Activity: Return all lines from the entries below in which the word "window" is present.

Dataset content:

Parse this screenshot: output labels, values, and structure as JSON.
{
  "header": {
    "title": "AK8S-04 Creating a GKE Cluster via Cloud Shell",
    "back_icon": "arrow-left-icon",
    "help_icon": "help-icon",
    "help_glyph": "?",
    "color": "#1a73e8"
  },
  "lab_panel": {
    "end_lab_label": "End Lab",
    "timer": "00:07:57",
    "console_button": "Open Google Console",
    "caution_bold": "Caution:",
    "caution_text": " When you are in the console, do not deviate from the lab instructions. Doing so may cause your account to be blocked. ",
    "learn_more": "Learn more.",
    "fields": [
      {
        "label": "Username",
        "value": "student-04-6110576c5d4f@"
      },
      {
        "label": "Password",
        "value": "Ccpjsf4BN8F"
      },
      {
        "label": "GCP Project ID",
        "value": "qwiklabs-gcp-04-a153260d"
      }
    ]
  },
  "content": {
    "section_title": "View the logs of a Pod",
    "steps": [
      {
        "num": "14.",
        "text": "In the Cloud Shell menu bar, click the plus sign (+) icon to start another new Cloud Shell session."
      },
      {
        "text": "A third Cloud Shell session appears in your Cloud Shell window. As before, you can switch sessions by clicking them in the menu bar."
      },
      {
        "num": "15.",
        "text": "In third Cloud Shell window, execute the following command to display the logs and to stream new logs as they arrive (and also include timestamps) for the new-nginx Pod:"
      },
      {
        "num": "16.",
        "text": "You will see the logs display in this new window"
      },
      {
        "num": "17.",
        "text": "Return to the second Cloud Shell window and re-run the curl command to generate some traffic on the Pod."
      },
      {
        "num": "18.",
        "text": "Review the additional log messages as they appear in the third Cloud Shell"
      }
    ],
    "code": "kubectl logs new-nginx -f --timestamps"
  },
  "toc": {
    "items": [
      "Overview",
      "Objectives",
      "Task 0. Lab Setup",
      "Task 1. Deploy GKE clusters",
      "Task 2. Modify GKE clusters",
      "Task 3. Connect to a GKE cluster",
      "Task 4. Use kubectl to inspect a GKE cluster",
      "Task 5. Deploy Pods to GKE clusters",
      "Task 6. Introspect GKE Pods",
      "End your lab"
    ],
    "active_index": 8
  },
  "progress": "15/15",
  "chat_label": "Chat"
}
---
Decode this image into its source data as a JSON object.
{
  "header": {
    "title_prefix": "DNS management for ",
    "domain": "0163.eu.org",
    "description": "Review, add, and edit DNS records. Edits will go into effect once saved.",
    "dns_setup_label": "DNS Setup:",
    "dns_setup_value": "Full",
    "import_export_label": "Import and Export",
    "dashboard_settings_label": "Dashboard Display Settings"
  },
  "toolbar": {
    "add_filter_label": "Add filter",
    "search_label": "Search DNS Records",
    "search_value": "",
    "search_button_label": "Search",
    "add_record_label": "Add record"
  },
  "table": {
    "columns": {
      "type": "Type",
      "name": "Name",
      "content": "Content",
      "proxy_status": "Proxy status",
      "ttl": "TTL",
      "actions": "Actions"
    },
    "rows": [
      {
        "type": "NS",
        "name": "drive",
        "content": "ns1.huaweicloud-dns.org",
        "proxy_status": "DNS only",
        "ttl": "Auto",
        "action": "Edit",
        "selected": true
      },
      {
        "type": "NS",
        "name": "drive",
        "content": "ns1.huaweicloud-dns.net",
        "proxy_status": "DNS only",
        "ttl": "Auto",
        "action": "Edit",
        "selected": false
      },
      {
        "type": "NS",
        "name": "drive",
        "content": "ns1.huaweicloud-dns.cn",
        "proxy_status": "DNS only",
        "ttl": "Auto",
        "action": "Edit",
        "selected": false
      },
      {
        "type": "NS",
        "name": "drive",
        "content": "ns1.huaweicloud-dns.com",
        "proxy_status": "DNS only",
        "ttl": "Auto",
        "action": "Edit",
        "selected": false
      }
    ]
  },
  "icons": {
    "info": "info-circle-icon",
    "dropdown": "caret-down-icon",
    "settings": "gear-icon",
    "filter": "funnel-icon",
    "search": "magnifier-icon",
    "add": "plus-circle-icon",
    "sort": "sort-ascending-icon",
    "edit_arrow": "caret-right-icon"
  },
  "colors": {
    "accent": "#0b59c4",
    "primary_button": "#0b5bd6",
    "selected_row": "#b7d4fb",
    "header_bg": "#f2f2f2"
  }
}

Result of this task:
        "text": "A third Cloud Shell session appears in your Cloud Shell window. As before, you can switch sessions by clicking them in the menu bar."
        "text": "In third Cloud Shell window, execute the following command to display the logs and to stream new logs as they arrive (and also include timestamps) for the new-nginx Pod:"
        "text": "You will see the logs display in this new window"
        "text": "Return to the second Cloud Shell window and re-run the curl command to generate some traffic on the Pod."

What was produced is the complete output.